• **Problem requirements**
Return every record below exactly as written.

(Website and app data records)

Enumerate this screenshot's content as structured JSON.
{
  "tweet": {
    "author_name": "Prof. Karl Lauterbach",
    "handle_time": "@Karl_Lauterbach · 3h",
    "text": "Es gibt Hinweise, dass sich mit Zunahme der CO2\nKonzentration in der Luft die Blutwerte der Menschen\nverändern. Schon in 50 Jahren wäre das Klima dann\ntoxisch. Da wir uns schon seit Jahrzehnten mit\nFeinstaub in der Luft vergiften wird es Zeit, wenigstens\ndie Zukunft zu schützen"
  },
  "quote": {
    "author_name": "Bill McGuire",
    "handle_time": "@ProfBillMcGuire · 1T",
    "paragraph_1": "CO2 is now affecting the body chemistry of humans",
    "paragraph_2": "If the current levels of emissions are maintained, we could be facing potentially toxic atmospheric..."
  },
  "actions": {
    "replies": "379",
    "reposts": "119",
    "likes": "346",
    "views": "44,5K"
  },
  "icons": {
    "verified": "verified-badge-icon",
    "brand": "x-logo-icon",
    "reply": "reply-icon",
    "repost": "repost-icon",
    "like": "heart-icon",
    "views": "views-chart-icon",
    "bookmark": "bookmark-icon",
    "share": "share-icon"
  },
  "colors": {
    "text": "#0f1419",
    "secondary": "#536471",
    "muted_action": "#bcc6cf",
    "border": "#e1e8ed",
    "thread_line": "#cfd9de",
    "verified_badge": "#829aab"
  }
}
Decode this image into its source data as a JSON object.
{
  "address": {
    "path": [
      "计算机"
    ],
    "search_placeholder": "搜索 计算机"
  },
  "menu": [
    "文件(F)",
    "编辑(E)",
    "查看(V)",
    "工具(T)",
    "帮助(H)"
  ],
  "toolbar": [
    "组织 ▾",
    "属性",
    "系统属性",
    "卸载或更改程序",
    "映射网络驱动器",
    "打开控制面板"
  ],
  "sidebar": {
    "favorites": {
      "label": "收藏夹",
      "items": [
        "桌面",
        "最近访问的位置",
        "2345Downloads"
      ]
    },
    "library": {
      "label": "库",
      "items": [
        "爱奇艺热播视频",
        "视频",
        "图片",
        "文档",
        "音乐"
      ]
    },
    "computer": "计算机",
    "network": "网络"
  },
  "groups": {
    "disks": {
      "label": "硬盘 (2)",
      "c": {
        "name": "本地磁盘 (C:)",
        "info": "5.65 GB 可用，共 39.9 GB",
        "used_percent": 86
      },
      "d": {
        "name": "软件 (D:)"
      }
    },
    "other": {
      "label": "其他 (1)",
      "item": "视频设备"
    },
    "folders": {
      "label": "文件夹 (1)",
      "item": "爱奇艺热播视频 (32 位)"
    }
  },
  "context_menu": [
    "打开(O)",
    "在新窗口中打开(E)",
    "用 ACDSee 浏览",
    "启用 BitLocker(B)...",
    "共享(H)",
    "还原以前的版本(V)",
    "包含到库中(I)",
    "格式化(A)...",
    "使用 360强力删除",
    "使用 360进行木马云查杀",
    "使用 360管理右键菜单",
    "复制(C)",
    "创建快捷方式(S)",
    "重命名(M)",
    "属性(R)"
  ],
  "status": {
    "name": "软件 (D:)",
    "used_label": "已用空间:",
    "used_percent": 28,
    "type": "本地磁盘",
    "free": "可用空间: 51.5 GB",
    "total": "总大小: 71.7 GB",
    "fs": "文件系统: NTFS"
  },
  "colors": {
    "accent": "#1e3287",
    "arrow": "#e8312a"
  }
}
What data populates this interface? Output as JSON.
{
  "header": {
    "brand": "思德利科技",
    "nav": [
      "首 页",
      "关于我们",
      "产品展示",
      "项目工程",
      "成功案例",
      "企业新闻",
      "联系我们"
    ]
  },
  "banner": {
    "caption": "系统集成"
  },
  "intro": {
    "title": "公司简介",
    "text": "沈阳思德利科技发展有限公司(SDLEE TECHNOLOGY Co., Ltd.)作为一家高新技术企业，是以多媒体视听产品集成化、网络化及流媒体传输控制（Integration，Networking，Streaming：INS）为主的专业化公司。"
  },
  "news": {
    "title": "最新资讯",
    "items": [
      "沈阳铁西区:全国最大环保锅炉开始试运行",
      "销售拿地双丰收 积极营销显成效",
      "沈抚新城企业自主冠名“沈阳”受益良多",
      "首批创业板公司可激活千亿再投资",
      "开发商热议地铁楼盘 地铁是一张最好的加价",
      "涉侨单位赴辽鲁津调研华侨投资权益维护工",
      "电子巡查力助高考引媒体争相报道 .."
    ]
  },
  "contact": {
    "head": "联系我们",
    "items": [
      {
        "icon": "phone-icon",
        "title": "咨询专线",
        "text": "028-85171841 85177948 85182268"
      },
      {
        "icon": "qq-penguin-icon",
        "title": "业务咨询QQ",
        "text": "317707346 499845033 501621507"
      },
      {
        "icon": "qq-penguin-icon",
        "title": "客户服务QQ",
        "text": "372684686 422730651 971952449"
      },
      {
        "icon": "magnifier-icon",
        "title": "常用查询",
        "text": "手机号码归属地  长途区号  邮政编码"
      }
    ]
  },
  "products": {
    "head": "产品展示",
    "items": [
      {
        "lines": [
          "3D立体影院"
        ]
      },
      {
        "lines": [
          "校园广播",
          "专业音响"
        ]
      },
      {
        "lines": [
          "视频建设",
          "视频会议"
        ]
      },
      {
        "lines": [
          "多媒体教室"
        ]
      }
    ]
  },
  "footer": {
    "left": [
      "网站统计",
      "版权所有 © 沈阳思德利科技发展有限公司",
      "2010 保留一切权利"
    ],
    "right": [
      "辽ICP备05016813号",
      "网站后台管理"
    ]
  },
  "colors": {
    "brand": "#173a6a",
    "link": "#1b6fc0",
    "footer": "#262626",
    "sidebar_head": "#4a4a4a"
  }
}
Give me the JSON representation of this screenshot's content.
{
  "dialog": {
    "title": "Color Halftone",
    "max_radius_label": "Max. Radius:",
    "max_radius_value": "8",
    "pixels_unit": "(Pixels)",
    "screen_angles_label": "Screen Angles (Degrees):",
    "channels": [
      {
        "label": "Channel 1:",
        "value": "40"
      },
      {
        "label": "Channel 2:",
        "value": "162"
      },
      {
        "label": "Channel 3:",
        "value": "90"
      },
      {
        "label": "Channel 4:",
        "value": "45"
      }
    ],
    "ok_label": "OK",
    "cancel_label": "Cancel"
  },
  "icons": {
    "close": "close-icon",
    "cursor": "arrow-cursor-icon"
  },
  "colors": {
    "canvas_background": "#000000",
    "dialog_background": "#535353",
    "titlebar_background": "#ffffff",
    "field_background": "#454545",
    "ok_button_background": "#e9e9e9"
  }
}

• **Output of the task**
Enumerate this screenshot's content as structured JSON.
{
  "tweet": {
    "author_name": "Prof. Karl Lauterbach",
    "handle_time": "@Karl_Lauterbach · 3h",
    "text": "Es gibt Hinweise, dass sich mit Zunahme der CO2\nKonzentration in der Luft die Blutwerte der Menschen\nverändern. Schon in 50 Jahren wäre das Klima dann\ntoxisch. Da wir uns schon seit Jahrzehnten mit\nFeinstaub in der Luft vergiften wird es Zeit, wenigstens\ndie Zukunft zu schützen"
  },
  "quote": {
    "author_name": "Bill McGuire",
    "handle_time": "@ProfBillMcGuire · 1T",
    "paragraph_1": "CO2 is now affecting the body chemistry of humans",
    "paragraph_2": "If the current levels of emissions are maintained, we could be facing potentially toxic atmospheric..."
  },
  "actions": {
    "replies": "379",
    "reposts": "119",
    "likes": "346",
    "views": "44,5K"
  },
  "icons": {
    "verified": "verified-badge-icon",
    "brand": "x-logo-icon",
    "reply": "reply-icon",
    "repost": "repost-icon",
    "like": "heart-icon",
    "views": "views-chart-icon",
    "bookmark": "bookmark-icon",
    "share": "share-icon"
  },
  "colors": {
    "text": "#0f1419",
    "secondary": "#536471",
    "muted_action": "#bcc6cf",
    "border": "#e1e8ed",
    "thread_line": "#cfd9de",
    "verified_badge": "#829aab"
  }
}
Decode this image into its source data as a JSON object.
{
  "address": {
    "path": [
      "计算机"
    ],
    "search_placeholder": "搜索 计算机"
  },
  "menu": [
    "文件(F)",
    "编辑(E)",
    "查看(V)",
    "工具(T)",
    "帮助(H)"
  ],
  "toolbar": [
    "组织 ▾",
    "属性",
    "系统属性",
    "卸载或更改程序",
    "映射网络驱动器",
    "打开控制面板"
  ],
  "sidebar": {
    "favorites": {
      "label": "收藏夹",
      "items": [
        "桌面",
        "最近访问的位置",
        "2345Downloads"
      ]
    },
    "library": {
      "label": "库",
      "items": [
        "爱奇艺热播视频",
        "视频",
        "图片",
        "文档",
        "音乐"
      ]
    },
    "computer": "计算机",
    "network": "网络"
  },
  "groups": {
    "disks": {
      "label": "硬盘 (2)",
      "c": {
        "name": "本地磁盘 (C:)",
        "info": "5.65 GB 可用，共 39.9 GB",
        "used_percent": 86
      },
      "d": {
        "name": "软件 (D:)"
      }
    },
    "other": {
      "label": "其他 (1)",
      "item": "视频设备"
    },
    "folders": {
      "label": "文件夹 (1)",
      "item": "爱奇艺热播视频 (32 位)"
    }
  },
  "context_menu": [
    "打开(O)",
    "在新窗口中打开(E)",
    "用 ACDSee 浏览",
    "启用 BitLocker(B)...",
    "共享(H)",
    "还原以前的版本(V)",
    "包含到库中(I)",
    "格式化(A)...",
    "使用 360强力删除",
    "使用 360进行木马云查杀",
    "使用 360管理右键菜单",
    "复制(C)",
    "创建快捷方式(S)",
    "重命名(M)",
    "属性(R)"
  ],
  "status": {
    "name": "软件 (D:)",
    "used_label": "已用空间:",
    "used_percent": 28,
    "type": "本地磁盘",
    "free": "可用空间: 51.5 GB",
    "total": "总大小: 71.7 GB",
    "fs": "文件系统: NTFS"
  },
  "colors": {
    "accent": "#1e3287",
    "arrow": "#e8312a"
  }
}
What data populates this interface? Output as JSON.
{
  "header": {
    "brand": "思德利科技",
    "nav": [
      "首 页",
      "关于我们",
      "产品展示",
      "项目工程",
      "成功案例",
      "企业新闻",
      "联系我们"
    ]
  },
  "banner": {
    "caption": "系统集成"
  },
  "intro": {
    "title": "公司简介",
    "text": "沈阳思德利科技发展有限公司(SDLEE TECHNOLOGY Co., Ltd.)作为一家高新技术企业，是以多媒体视听产品集成化、网络化及流媒体传输控制（Integration，Networking，Streaming：INS）为主的专业化公司。"
  },
  "news": {
    "title": "最新资讯",
    "items": [
      "沈阳铁西区:全国最大环保锅炉开始试运行",
      "销售拿地双丰收 积极营销显成效",
      "沈抚新城企业自主冠名“沈阳”受益良多",
      "首批创业板公司可激活千亿再投资",
      "开发商热议地铁楼盘 地铁是一张最好的加价",
      "涉侨单位赴辽鲁津调研华侨投资权益维护工",
      "电子巡查力助高考引媒体争相报道 .."
    ]
  },
  "contact": {
    "head": "联系我们",
    "items": [
      {
        "icon": "phone-icon",
        "title": "咨询专线",
        "text": "028-85171841 85177948 85182268"
      },
      {
        "icon": "qq-penguin-icon",
        "title": "业务咨询QQ",
        "text": "317707346 499845033 501621507"
      },
      {
        "icon": "qq-penguin-icon",
        "title": "客户服务QQ",
        "text": "372684686 422730651 971952449"
      },
      {
        "icon": "magnifier-icon",
        "title": "常用查询",
        "text": "手机号码归属地  长途区号  邮政编码"
      }
    ]
  },
  "products": {
    "head": "产品展示",
    "items": [
      {
        "lines": [
          "3D立体影院"
        ]
      },
      {
        "lines": [
          "校园广播",
          "专业音响"
        ]
      },
      {
        "lines": [
          "视频建设",
          "视频会议"
        ]
      },
      {
        "lines": [
          "多媒体教室"
        ]
      }
    ]
  },
  "footer": {
    "left": [
      "网站统计",
      "版权所有 © 沈阳思德利科技发展有限公司",
      "2010 保留一切权利"
    ],
    "right": [
      "辽ICP备05016813号",
      "网站后台管理"
    ]
  },
  "colors": {
    "brand": "#173a6a",
    "link": "#1b6fc0",
    "footer": "#262626",
    "sidebar_head": "#4a4a4a"
  }
}
Give me the JSON representation of this screenshot's content.
{
  "dialog": {
    "title": "Color Halftone",
    "max_radius_label": "Max. Radius:",
    "max_radius_value": "8",
    "pixels_unit": "(Pixels)",
    "screen_angles_label": "Screen Angles (Degrees):",
    "channels": [
      {
        "label": "Channel 1:",
        "value": "40"
      },
      {
        "label": "Channel 2:",
        "value": "162"
      },
      {
        "label": "Channel 3:",
        "value": "90"
      },
      {
        "label": "Channel 4:",
        "value": "45"
      }
    ],
    "ok_label": "OK",
    "cancel_label": "Cancel"
  },
  "icons": {
    "close": "close-icon",
    "cursor": "arrow-cursor-icon"
  },
  "colors": {
    "canvas_background": "#000000",
    "dialog_background": "#535353",
    "titlebar_background": "#ffffff",
    "field_background": "#454545",
    "ok_button_background": "#e9e9e9"
  }
}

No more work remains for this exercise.